In the article it was discussed that Smith’s Autumn has used terms and concepts that can be argued in terms of Burke’s identification theory, symbolic language and imagination which are instruments of rhetoric of motives. Smith used terms and concepts related to autumn and implied meanings associated with this concept. It was discussed that Elisabeth’s spiritual love for Daniel is a rhetorical love that aims at political dilemma of Brexit, exiting England from EU through identifying Daniel as the spirit of Europe and Elisabeth is the identification of England. Wendy, Elisabeth’s mother implored her daughter to be away from Daniel and indicates that he is gay and not suitable for being friend with Elisabeth.

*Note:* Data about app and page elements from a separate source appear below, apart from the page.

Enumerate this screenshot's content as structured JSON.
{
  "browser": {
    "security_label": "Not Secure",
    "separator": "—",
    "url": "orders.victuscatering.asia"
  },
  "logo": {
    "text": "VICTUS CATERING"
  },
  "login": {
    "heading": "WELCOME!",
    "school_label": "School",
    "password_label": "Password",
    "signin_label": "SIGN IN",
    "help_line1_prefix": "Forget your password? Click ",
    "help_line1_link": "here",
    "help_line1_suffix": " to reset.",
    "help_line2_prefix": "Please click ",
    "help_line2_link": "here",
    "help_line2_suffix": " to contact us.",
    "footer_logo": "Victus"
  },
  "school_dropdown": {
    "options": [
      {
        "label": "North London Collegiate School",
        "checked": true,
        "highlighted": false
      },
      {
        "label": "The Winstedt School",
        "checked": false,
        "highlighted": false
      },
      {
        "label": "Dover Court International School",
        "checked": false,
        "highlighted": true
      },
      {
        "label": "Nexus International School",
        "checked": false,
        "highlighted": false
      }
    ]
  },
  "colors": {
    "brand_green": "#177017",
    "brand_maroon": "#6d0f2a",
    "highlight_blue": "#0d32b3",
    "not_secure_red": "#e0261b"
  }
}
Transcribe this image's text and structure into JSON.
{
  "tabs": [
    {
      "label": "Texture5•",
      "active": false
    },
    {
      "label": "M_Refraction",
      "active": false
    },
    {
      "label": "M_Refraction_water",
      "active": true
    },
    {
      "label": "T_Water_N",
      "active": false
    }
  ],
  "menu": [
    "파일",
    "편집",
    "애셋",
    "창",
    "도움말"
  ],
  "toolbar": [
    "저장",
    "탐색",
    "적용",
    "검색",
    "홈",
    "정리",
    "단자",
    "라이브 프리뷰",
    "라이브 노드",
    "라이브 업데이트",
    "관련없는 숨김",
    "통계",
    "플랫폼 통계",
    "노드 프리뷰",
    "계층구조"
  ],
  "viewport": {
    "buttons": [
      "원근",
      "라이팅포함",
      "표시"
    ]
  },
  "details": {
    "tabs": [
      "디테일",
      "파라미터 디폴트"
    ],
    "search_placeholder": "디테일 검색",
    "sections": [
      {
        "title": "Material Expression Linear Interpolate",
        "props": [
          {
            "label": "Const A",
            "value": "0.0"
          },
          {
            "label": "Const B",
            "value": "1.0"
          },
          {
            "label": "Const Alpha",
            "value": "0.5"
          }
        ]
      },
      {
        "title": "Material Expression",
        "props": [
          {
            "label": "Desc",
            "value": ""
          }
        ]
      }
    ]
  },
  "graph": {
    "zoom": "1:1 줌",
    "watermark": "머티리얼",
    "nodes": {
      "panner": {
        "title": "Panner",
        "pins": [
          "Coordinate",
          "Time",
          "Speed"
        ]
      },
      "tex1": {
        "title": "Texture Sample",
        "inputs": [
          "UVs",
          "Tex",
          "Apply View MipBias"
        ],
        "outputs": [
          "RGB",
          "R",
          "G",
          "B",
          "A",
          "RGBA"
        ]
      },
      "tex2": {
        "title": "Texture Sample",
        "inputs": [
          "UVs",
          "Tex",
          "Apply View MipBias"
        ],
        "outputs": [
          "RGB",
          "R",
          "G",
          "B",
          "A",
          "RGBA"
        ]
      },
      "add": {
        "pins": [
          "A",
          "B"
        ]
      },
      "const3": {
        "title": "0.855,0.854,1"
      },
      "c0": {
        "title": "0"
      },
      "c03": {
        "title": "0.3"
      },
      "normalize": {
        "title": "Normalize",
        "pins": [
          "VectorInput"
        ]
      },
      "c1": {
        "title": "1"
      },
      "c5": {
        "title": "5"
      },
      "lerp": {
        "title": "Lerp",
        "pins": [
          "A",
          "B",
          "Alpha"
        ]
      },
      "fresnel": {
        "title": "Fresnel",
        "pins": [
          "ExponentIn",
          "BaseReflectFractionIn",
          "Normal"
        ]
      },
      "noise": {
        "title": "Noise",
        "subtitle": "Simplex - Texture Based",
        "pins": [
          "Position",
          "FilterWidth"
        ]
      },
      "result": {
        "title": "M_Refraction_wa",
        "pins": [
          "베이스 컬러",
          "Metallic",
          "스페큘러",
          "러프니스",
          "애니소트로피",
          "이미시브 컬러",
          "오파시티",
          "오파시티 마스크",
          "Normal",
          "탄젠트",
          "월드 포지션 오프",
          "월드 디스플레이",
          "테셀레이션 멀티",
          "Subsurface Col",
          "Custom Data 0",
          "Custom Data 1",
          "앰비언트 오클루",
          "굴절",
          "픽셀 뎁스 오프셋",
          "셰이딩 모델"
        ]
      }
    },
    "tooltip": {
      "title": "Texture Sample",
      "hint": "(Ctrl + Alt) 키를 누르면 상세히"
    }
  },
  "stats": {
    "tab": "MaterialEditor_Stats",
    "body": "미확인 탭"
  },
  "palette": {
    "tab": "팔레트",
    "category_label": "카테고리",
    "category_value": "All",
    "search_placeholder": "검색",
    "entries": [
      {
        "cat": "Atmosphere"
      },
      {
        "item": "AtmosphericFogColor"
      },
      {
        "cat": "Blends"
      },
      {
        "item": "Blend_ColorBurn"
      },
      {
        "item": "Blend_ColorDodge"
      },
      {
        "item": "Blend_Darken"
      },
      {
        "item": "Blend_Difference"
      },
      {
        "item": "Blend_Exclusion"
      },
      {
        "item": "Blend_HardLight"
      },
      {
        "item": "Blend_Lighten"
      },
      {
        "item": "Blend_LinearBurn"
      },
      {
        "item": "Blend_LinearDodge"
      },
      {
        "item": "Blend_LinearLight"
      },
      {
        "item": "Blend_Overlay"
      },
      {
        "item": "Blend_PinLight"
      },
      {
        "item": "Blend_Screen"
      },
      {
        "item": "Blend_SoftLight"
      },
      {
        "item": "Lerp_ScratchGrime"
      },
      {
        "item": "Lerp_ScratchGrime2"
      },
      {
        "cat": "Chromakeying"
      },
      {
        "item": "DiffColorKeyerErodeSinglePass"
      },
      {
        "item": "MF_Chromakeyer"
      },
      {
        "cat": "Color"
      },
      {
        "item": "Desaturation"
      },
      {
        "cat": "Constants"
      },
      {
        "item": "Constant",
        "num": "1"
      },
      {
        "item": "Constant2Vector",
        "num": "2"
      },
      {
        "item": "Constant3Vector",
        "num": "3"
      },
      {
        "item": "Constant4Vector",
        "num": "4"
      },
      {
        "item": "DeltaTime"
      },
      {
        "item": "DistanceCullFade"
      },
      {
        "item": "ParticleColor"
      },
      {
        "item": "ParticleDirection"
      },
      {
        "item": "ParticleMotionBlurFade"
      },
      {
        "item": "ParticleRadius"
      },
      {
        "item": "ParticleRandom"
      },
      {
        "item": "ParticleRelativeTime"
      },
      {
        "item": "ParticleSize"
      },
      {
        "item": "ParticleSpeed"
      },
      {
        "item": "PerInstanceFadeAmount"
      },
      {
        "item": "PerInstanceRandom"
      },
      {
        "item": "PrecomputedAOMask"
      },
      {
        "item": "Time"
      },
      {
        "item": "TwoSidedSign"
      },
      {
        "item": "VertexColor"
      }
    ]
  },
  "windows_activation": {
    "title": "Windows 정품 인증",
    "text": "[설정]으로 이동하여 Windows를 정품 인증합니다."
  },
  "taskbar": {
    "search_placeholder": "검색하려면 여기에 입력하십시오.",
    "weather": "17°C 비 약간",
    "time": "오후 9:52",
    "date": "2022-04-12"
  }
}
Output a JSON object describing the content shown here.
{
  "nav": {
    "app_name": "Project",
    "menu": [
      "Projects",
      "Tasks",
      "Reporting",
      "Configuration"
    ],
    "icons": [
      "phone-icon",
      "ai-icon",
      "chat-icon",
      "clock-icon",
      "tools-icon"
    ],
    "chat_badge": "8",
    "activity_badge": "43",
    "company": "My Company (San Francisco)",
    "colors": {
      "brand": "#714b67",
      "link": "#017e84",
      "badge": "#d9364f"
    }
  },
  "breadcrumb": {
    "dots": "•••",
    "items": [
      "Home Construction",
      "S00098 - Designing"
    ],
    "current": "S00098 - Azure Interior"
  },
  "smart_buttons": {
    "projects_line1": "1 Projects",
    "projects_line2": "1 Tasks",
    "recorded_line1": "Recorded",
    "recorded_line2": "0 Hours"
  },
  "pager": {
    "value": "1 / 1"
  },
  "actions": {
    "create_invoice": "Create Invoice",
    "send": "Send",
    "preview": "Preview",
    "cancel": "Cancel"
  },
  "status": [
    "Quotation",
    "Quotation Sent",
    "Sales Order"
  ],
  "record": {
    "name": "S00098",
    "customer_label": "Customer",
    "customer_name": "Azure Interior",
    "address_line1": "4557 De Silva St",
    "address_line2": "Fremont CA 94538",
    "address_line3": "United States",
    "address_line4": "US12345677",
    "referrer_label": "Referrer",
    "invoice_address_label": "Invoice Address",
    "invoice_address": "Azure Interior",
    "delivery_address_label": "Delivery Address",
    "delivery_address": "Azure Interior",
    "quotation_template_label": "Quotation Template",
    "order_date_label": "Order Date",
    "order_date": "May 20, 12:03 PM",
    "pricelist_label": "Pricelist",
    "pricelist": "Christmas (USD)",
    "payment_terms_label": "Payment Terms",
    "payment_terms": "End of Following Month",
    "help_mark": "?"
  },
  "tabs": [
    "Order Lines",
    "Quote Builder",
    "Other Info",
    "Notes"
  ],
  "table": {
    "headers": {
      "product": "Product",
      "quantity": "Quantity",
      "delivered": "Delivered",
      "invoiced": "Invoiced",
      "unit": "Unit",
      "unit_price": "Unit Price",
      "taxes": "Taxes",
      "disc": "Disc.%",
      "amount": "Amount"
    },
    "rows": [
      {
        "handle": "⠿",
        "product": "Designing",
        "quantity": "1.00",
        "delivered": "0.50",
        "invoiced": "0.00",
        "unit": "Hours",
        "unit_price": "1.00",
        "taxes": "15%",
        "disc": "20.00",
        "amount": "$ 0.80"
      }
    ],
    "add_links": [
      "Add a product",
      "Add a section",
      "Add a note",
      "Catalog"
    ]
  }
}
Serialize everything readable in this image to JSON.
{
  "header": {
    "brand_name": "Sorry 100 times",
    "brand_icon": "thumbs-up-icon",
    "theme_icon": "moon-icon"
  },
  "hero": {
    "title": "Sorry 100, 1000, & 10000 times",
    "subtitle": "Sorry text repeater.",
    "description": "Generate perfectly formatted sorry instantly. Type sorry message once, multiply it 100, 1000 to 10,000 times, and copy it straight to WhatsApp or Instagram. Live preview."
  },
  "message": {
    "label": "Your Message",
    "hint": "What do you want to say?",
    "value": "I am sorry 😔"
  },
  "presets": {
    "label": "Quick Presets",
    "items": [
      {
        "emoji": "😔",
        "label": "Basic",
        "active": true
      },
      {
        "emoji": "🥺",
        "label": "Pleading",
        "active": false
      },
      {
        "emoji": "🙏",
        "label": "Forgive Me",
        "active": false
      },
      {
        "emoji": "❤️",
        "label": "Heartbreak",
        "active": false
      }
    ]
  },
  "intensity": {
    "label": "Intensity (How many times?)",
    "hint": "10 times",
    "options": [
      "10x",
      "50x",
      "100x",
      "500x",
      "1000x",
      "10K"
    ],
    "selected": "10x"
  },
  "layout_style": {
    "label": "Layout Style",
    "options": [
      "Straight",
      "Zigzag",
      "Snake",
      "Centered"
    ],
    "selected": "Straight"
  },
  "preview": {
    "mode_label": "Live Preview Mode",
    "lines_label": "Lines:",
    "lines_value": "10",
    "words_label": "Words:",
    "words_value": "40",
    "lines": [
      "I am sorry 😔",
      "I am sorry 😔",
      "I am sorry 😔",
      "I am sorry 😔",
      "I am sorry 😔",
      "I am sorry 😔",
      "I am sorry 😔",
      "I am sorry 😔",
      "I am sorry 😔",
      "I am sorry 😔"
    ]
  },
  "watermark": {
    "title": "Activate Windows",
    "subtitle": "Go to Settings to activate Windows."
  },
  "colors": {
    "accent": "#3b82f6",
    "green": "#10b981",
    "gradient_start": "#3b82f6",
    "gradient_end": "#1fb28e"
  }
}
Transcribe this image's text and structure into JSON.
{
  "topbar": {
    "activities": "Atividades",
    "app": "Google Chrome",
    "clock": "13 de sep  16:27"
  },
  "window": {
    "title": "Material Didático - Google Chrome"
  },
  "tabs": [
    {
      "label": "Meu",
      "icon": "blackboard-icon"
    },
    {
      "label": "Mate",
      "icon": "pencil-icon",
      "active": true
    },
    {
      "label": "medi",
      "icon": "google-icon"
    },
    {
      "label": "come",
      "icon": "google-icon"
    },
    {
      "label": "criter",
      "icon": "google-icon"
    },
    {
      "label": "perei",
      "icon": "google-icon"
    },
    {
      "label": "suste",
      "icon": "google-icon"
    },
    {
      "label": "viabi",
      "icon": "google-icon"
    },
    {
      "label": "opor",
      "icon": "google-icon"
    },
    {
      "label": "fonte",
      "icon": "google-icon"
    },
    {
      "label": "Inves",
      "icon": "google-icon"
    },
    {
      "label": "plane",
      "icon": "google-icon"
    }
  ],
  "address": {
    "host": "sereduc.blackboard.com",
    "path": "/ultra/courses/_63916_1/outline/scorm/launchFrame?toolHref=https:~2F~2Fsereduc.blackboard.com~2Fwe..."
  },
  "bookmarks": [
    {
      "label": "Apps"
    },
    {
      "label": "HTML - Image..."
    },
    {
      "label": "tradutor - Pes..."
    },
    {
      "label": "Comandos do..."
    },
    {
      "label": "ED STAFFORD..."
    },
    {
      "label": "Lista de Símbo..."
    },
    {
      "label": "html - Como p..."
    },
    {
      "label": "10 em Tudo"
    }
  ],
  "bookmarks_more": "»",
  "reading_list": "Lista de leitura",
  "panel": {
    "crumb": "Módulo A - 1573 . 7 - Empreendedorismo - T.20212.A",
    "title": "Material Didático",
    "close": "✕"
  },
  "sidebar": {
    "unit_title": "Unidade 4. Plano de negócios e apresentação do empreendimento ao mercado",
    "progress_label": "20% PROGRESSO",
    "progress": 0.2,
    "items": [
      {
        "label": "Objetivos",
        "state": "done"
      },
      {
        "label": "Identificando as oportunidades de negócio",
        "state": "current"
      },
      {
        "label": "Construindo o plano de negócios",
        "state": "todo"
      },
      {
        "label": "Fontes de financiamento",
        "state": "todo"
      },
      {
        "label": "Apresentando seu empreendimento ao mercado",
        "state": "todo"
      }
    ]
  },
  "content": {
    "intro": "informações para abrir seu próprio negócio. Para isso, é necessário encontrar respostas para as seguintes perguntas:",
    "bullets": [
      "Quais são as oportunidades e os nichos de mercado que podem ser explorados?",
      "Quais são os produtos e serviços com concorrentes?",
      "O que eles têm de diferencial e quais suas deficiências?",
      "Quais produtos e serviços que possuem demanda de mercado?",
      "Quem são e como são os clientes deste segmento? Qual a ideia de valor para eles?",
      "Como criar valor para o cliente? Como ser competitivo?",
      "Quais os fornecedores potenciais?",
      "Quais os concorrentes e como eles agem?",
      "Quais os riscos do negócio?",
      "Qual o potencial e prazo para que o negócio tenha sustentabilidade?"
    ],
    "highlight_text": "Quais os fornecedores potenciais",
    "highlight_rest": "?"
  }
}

Wendy is in favor of voting for Brexit, while Elisabeth is against her idea and believes that real integrity is when no passport is required to travel across all countries. In fact, Elisabeth and protesters that are against voting for Brexit are consubstantiated with Elisabeth, it means that they have some particulars in common, even though they might disagree in many cases. As discussed, Daniel is identified with the spirit of Europe that its old age, misery, and art are in common with European countries history, art and longevity.
The relationships between Elisabeth and Daniel was spiritual, emotional, and platonic one. According to Jackson Miller (2019) “Daniel attempts to build a relationship based on logical reasoning, not on personal feelings” (Miller, 2019, p. 95). Accordingly, the logical reasoning in their relationship and logical reasoning of Europe and England relations have many things in common which implies that by logical reasoning relations should be established, as it exists between an old man and a young girl. Miller (2019) indicated that Daniel and Elisabeth’s relationship stems from their personal outlooks of each other and shifts as their communication changes over time. Although Elisabeth knows she cannot have what she truly wants—her idea of Daniel’s love—she understands that he has given her an overwhelming sense of understanding society. By using and not using Daniel’s lessons, Elisabeth forged her own path to personal fulfillment despite the adversity of a hostile post-Brexit society (Miller, 2019, p. 99).
Symbols as rhetoric of motives in Autumn are represented as terms or concepts with seasonal and geographical meaning which most of them concern the shared substance with autumn as a season of spiritual ripeness that follows by winter of grief. Symbols such as autumn, death and senility are in facts symbolic language to relate them with political movements in Europe and referendum. The sadness of autumn as a season followed by winter, dormant and death refers to the end of relations with EU and history of Europe and its art, literature and all connections aftermath.
In addition, another instrument of rhetorical motives in Autumn is imagination and developing the power of memory and imagination in Elisabeth. Images of college Pauline Boty, books, and paintings and recreation of them in the mind of Elisabeth is a motive to pursue Elisabeth for developing her intellects and relationship between herself and her society. In the same vein, Koritala (2019) indicated that “through visualizing Pauline Boty’s collage in order to create a different perspective on immigration, through asking for a different dissertation chair in order to argue on behalf of not only Pauline Boty but also all women, and through building a relationship with her mother, Elisabeth is able to self-actualize” (Koritala, 2019, p. 74). Therefore, immigration and global concerns are the most important issues in congruous with the present study.